Wittgenstein is stated as having said "we must do away with the explanation and description alone must take its place" (PI 109).
But isn't this akin to the myth of the given that Sellars attacked?
Can a clear distinction really be made between providing a description and providing an explanation?
Doesn't the one effectively permeate the other?
One example that comes to mind that seems to leave the two interconnected is the description of a banana being thrown in the air.
We might describe the situation as Jim throwing the banana, or causing the banana to be thrown, into the air.
But here the description of the event, namely Jim hurling the banana into the air, is inclusive of two events, the event of Jim with a banana in his hand, and the event of the little banana hurling through the air (probably much to its dissatisfaction).

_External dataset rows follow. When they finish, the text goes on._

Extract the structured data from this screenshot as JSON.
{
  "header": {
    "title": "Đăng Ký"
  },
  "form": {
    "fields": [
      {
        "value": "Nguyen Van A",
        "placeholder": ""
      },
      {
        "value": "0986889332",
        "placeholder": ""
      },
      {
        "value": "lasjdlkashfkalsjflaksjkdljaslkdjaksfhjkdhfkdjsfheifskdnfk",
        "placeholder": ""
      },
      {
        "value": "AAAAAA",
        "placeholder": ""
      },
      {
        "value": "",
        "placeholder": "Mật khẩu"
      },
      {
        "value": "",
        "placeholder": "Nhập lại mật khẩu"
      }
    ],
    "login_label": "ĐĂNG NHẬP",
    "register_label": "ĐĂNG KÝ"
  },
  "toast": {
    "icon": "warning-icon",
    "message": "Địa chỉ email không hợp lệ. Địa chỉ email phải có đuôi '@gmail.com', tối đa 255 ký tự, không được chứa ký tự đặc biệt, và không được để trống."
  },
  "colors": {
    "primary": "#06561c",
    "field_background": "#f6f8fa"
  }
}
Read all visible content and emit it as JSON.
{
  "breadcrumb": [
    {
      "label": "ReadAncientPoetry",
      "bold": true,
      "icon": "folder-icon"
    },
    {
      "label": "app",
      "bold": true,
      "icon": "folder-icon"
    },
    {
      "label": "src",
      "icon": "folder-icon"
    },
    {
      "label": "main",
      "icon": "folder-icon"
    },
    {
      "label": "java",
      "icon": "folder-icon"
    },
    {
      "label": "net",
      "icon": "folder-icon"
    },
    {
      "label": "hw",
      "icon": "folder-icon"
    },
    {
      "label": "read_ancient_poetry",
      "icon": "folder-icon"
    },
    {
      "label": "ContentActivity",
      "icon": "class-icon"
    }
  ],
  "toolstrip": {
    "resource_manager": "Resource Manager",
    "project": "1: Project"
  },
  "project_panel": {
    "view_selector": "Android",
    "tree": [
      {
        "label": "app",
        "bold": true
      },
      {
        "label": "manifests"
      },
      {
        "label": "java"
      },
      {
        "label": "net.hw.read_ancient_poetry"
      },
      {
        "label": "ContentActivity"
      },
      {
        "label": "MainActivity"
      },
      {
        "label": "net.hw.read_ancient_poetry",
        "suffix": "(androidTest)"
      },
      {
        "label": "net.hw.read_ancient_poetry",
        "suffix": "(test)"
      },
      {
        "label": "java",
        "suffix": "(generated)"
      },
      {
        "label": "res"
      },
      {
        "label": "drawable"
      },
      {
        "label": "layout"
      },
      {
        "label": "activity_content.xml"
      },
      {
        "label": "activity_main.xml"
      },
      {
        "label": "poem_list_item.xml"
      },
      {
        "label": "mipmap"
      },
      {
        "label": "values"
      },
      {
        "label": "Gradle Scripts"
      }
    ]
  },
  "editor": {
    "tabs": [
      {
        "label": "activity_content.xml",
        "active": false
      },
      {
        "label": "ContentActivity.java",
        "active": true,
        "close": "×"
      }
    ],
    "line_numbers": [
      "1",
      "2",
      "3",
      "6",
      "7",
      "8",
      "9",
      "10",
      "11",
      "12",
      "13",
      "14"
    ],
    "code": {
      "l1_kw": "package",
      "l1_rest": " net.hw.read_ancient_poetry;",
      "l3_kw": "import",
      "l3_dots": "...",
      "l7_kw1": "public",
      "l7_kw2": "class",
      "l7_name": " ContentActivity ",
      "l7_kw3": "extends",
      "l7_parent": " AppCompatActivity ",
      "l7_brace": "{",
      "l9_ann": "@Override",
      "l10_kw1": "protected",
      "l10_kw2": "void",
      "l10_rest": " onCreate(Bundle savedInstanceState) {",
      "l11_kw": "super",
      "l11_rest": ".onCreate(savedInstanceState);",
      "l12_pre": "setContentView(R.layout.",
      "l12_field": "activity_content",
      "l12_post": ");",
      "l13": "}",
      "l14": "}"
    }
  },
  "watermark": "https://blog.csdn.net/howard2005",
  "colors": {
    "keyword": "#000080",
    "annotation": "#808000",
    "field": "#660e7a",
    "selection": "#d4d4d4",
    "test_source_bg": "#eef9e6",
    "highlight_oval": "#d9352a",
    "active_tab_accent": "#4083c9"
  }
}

But, in this way, there is the occurrence of an explanation of an event within the mere 'description' of an event, the explanation being the induction of causality.

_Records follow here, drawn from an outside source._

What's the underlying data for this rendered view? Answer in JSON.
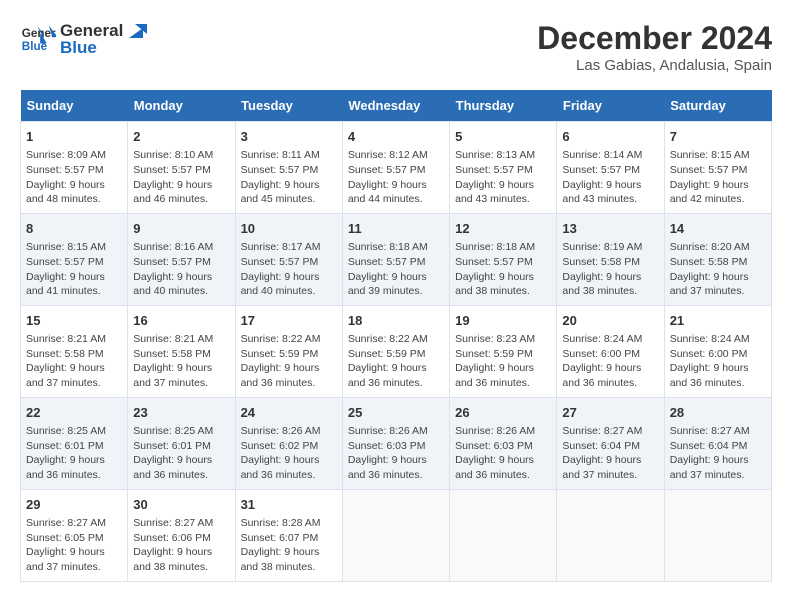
{
  "logo": {
    "line1": "General",
    "line2": "Blue"
  },
  "title": "December 2024",
  "subtitle": "Las Gabias, Andalusia, Spain",
  "days_header": [
    "Sunday",
    "Monday",
    "Tuesday",
    "Wednesday",
    "Thursday",
    "Friday",
    "Saturday"
  ],
  "weeks": [
    [
      {
        "day": "1",
        "sunrise": "8:09 AM",
        "sunset": "5:57 PM",
        "daylight": "9 hours and 48 minutes."
      },
      {
        "day": "2",
        "sunrise": "8:10 AM",
        "sunset": "5:57 PM",
        "daylight": "9 hours and 46 minutes."
      },
      {
        "day": "3",
        "sunrise": "8:11 AM",
        "sunset": "5:57 PM",
        "daylight": "9 hours and 45 minutes."
      },
      {
        "day": "4",
        "sunrise": "8:12 AM",
        "sunset": "5:57 PM",
        "daylight": "9 hours and 44 minutes."
      },
      {
        "day": "5",
        "sunrise": "8:13 AM",
        "sunset": "5:57 PM",
        "daylight": "9 hours and 43 minutes."
      },
      {
        "day": "6",
        "sunrise": "8:14 AM",
        "sunset": "5:57 PM",
        "daylight": "9 hours and 43 minutes."
      },
      {
        "day": "7",
        "sunrise": "8:15 AM",
        "sunset": "5:57 PM",
        "daylight": "9 hours and 42 minutes."
      }
    ],
    [
      {
        "day": "8",
        "sunrise": "8:15 AM",
        "sunset": "5:57 PM",
        "daylight": "9 hours and 41 minutes."
      },
      {
        "day": "9",
        "sunrise": "8:16 AM",
        "sunset": "5:57 PM",
        "daylight": "9 hours and 40 minutes."
      },
      {
        "day": "10",
        "sunrise": "8:17 AM",
        "sunset": "5:57 PM",
        "daylight": "9 hours and 40 minutes."
      },
      {
        "day": "11",
        "sunrise": "8:18 AM",
        "sunset": "5:57 PM",
        "daylight": "9 hours and 39 minutes."
      },
      {
        "day": "12",
        "sunrise": "8:18 AM",
        "sunset": "5:57 PM",
        "daylight": "9 hours and 38 minutes."
      },
      {
        "day": "13",
        "sunrise": "8:19 AM",
        "sunset": "5:58 PM",
        "daylight": "9 hours and 38 minutes."
      },
      {
        "day": "14",
        "sunrise": "8:20 AM",
        "sunset": "5:58 PM",
        "daylight": "9 hours and 37 minutes."
      }
    ],
    [
      {
        "day": "15",
        "sunrise": "8:21 AM",
        "sunset": "5:58 PM",
        "daylight": "9 hours and 37 minutes."
      },
      {
        "day": "16",
        "sunrise": "8:21 AM",
        "sunset": "5:58 PM",
        "daylight": "9 hours and 37 minutes."
      },
      {
        "day": "17",
        "sunrise": "8:22 AM",
        "sunset": "5:59 PM",
        "daylight": "9 hours and 36 minutes."
      },
      {
        "day": "18",
        "sunrise": "8:22 AM",
        "sunset": "5:59 PM",
        "daylight": "9 hours and 36 minutes."
      },
      {
        "day": "19",
        "sunrise": "8:23 AM",
        "sunset": "5:59 PM",
        "daylight": "9 hours and 36 minutes."
      },
      {
        "day": "20",
        "sunrise": "8:24 AM",
        "sunset": "6:00 PM",
        "daylight": "9 hours and 36 minutes."
      },
      {
        "day": "21",
        "sunrise": "8:24 AM",
        "sunset": "6:00 PM",
        "daylight": "9 hours and 36 minutes."
      }
    ],
    [
      {
        "day": "22",
        "sunrise": "8:25 AM",
        "sunset": "6:01 PM",
        "daylight": "9 hours and 36 minutes."
      },
      {
        "day": "23",
        "sunrise": "8:25 AM",
        "sunset": "6:01 PM",
        "daylight": "9 hours and 36 minutes."
      },
      {
        "day": "24",
        "sunrise": "8:26 AM",
        "sunset": "6:02 PM",
        "daylight": "9 hours and 36 minutes."
      },
      {
        "day": "25",
        "sunrise": "8:26 AM",
        "sunset": "6:03 PM",
        "daylight": "9 hours and 36 minutes."
      },
      {
        "day": "26",
        "sunrise": "8:26 AM",
        "sunset": "6:03 PM",
        "daylight": "9 hours and 36 minutes."
      },
      {
        "day": "27",
        "sunrise": "8:27 AM",
        "sunset": "6:04 PM",
        "daylight": "9 hours and 37 minutes."
      },
      {
        "day": "28",
        "sunrise": "8:27 AM",
        "sunset": "6:04 PM",
        "daylight": "9 hours and 37 minutes."
      }
    ],
    [
      {
        "day": "29",
        "sunrise": "8:27 AM",
        "sunset": "6:05 PM",
        "daylight": "9 hours and 37 minutes."
      },
      {
        "day": "30",
        "sunrise": "8:27 AM",
        "sunset": "6:06 PM",
        "daylight": "9 hours and 38 minutes."
      },
      {
        "day": "31",
        "sunrise": "8:28 AM",
        "sunset": "6:07 PM",
        "daylight": "9 hours and 38 minutes."
      },
      null,
      null,
      null,
      null
    ]
  ]
}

Indeed, so long as there is a certain ambiguity in what single 'event' we might be offering a description of and in what circumstances we offer a description of it, it seems to be the case that any given event can give way to be an explanation just as much as it can a description.

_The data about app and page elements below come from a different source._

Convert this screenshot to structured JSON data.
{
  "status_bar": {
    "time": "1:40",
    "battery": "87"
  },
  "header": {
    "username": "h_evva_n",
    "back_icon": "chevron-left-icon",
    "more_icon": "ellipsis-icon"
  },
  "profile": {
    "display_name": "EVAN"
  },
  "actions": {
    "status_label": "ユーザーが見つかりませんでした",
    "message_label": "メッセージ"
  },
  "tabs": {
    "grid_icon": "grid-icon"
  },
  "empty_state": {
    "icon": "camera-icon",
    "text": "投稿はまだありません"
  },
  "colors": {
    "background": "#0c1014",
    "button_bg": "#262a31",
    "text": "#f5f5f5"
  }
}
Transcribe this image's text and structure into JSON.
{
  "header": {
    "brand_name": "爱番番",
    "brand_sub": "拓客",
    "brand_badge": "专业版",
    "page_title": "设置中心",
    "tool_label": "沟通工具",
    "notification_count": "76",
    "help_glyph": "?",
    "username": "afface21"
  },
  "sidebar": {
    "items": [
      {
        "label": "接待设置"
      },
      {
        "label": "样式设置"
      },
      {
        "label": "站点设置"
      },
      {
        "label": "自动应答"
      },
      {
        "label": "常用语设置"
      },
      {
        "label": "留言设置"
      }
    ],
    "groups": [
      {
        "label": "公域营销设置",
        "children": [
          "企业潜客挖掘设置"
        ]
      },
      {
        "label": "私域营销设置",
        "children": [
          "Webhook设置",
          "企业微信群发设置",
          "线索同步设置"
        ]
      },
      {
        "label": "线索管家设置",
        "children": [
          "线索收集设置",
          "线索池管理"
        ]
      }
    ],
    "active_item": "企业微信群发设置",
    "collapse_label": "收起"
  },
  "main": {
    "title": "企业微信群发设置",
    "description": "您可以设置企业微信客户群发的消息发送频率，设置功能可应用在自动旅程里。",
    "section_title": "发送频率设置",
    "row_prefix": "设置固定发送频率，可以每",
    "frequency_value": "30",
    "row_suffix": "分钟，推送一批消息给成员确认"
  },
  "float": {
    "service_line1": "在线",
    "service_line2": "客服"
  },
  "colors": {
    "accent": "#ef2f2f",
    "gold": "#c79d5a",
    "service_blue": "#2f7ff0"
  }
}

For example, when a detective asks 'what happened here?', you as a witness might give him the rundown on what happened. And yet, you are both describing what happened, insofar as you are recounting what happened, and offering an explanation, insofar as you are clarifying the situation for the person asking what happened. So there is a continuity in some cases between description and assertion, dependent on the context in which one states the occurrences of a given event.
As a last bit of inquiry, is Wittgenstein's criticisms of explanation (insofar as it is a criticism of 'private states of meaning' perverting what is simply observed of 'public behavior') similar in any way to Hume's criticism of induction?
Both seem to me to be criticizing a mental sort of behavior that impedes or contorts the naturalistic (or simply 'natural') experiences and observances made in our ordinary course of life.